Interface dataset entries
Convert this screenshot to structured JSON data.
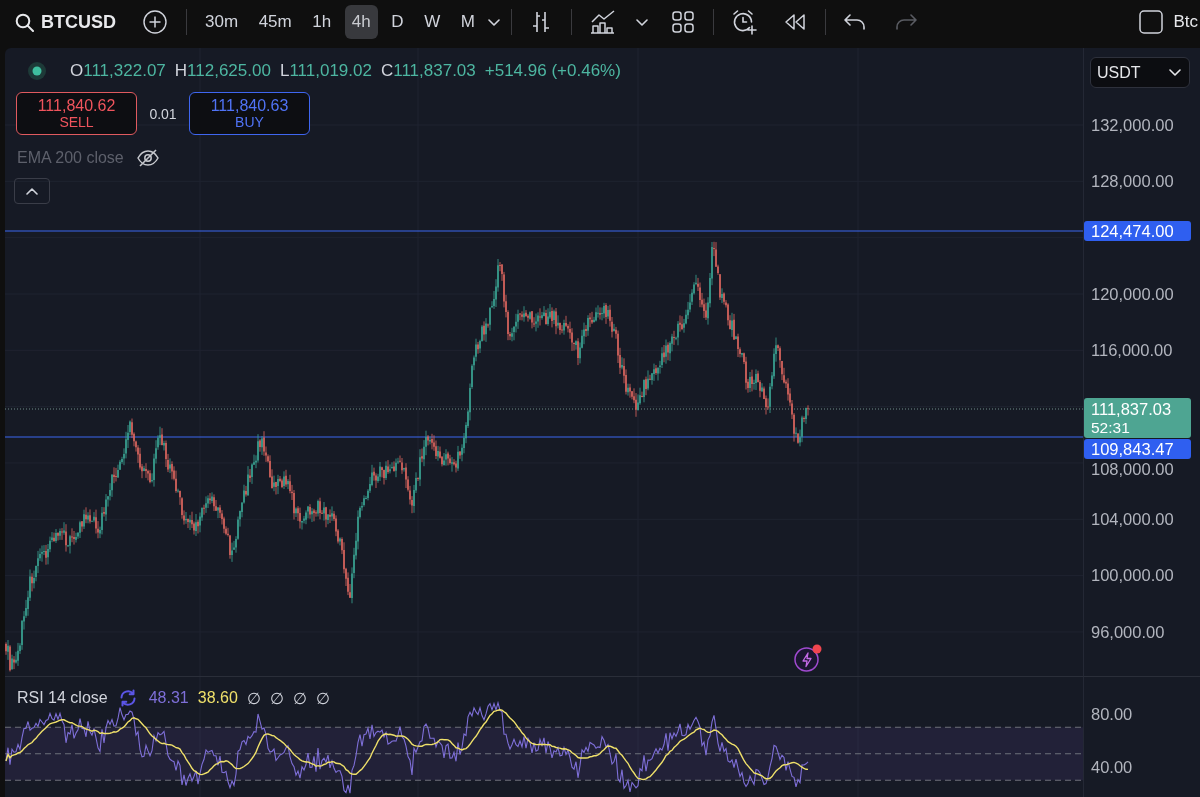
{
  "toolbar": {
    "symbol": "BTCUSD",
    "intervals": [
      {
        "label": "30m",
        "selected": false
      },
      {
        "label": "45m",
        "selected": false
      },
      {
        "label": "1h",
        "selected": false
      },
      {
        "label": "4h",
        "selected": true
      },
      {
        "label": "D",
        "selected": false
      },
      {
        "label": "W",
        "selected": false
      },
      {
        "label": "M",
        "selected": false
      }
    ],
    "history": [
      {
        "kind": "undo",
        "disabled": false
      },
      {
        "kind": "redo",
        "disabled": true
      }
    ],
    "right_label": "Btc"
  },
  "legend": {
    "market_open": true,
    "positive": true,
    "ohlc": [
      {
        "label": "O",
        "value": "111,322.07"
      },
      {
        "label": "H",
        "value": "112,625.00"
      },
      {
        "label": "L",
        "value": "111,019.02"
      },
      {
        "label": "C",
        "value": "111,837.03"
      }
    ],
    "change": "+514.96 (+0.46%)"
  },
  "trade": {
    "sell": {
      "price": "111,840.62",
      "label": "SELL"
    },
    "quantity": "0.01",
    "buy": {
      "price": "111,840.63",
      "label": "BUY"
    }
  },
  "indicators": [
    {
      "label": "EMA 200 close",
      "hidden": true
    }
  ],
  "price_axis": {
    "currency": "USDT",
    "ticks": [
      "132,000.00",
      "128,000.00",
      "120,000.00",
      "116,000.00",
      "108,000.00",
      "104,000.00",
      "100,000.00",
      "96,000.00"
    ],
    "markers": [
      {
        "kind": "line",
        "label": "124,474.00"
      },
      {
        "kind": "last_price",
        "label": "111,837.03",
        "countdown": "52:31"
      },
      {
        "kind": "line",
        "label": "109,843.47"
      }
    ]
  },
  "rsi": {
    "label": "RSI 14 close",
    "values": [
      {
        "value": "48.31",
        "color": "#7e6fd8"
      },
      {
        "value": "38.60",
        "color": "#efe06a"
      },
      {
        "value": "∅",
        "color": "#d1d4dc"
      },
      {
        "value": "∅",
        "color": "#d1d4dc"
      },
      {
        "value": "∅",
        "color": "#d1d4dc"
      },
      {
        "value": "∅",
        "color": "#d1d4dc"
      }
    ],
    "ticks": [
      "80.00",
      "40.00"
    ]
  }
}
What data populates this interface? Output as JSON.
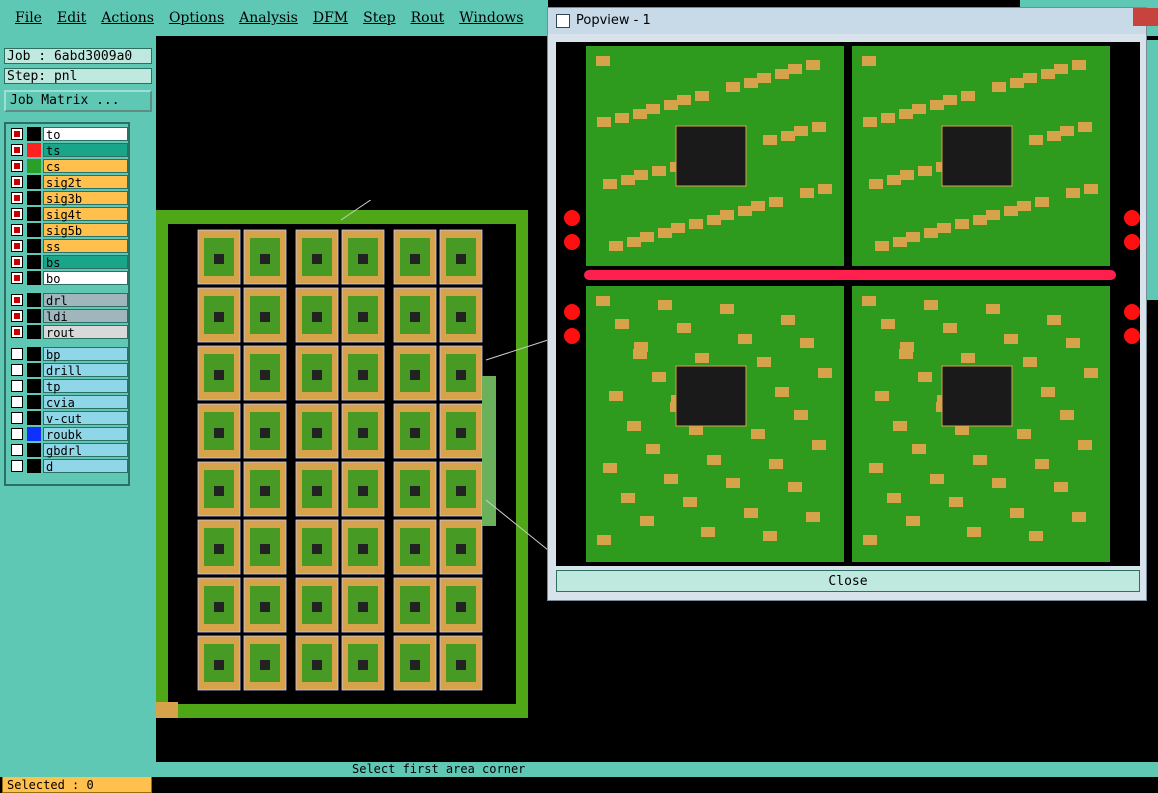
{
  "menu": [
    "File",
    "Edit",
    "Actions",
    "Options",
    "Analysis",
    "DFM",
    "Step",
    "Rout",
    "Windows"
  ],
  "job": {
    "label": "Job : 6abd3009a0",
    "step": "Step: pnl",
    "matrix_button": "Job Matrix ..."
  },
  "layers_board": [
    {
      "name": "to",
      "swatch": "#000000",
      "fill": "#ffffff",
      "on": true
    },
    {
      "name": "ts",
      "swatch": "#ff2020",
      "fill": "#1aa58a",
      "on": true
    },
    {
      "name": "cs",
      "swatch": "#2aa02a",
      "fill": "#ffc04d",
      "on": true
    },
    {
      "name": "sig2t",
      "swatch": "#000000",
      "fill": "#ffc04d",
      "on": true
    },
    {
      "name": "sig3b",
      "swatch": "#000000",
      "fill": "#ffc04d",
      "on": true
    },
    {
      "name": "sig4t",
      "swatch": "#000000",
      "fill": "#ffc04d",
      "on": true
    },
    {
      "name": "sig5b",
      "swatch": "#000000",
      "fill": "#ffc04d",
      "on": true
    },
    {
      "name": "ss",
      "swatch": "#000000",
      "fill": "#ffc04d",
      "on": true
    },
    {
      "name": "bs",
      "swatch": "#000000",
      "fill": "#1aa58a",
      "on": true
    },
    {
      "name": "bo",
      "swatch": "#000000",
      "fill": "#ffffff",
      "on": true
    }
  ],
  "layers_drill": [
    {
      "name": "drl",
      "swatch": "#000000",
      "fill": "#9fb6bd",
      "on": true
    },
    {
      "name": "ldi",
      "swatch": "#000000",
      "fill": "#9fb6bd",
      "on": true
    },
    {
      "name": "rout",
      "swatch": "#000000",
      "fill": "#d9d9d9",
      "on": true
    }
  ],
  "layers_misc": [
    {
      "name": "bp",
      "swatch": "#000000",
      "fill": "#8fd6e8",
      "on": false
    },
    {
      "name": "drill",
      "swatch": "#000000",
      "fill": "#8fd6e8",
      "on": false
    },
    {
      "name": "tp",
      "swatch": "#000000",
      "fill": "#8fd6e8",
      "on": false
    },
    {
      "name": "cvia",
      "swatch": "#000000",
      "fill": "#8fd6e8",
      "on": false
    },
    {
      "name": "v-cut",
      "swatch": "#000000",
      "fill": "#8fd6e8",
      "on": false
    },
    {
      "name": "roubk",
      "swatch": "#1030ff",
      "fill": "#8fd6e8",
      "on": false
    },
    {
      "name": "gbdrl",
      "swatch": "#000000",
      "fill": "#8fd6e8",
      "on": false
    },
    {
      "name": "d",
      "swatch": "#000000",
      "fill": "#8fd6e8",
      "on": false
    }
  ],
  "selected": "Selected : 0",
  "popup": {
    "title": "Popview - 1",
    "close_label": "Close"
  },
  "status": {
    "message": "Select first area corner"
  },
  "colors": {
    "ui": "#5fc8b4",
    "board": "#2e9a1e",
    "copper": "#d6a24a",
    "outline": "#4fa617"
  }
}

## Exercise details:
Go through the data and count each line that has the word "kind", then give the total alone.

## Response:
5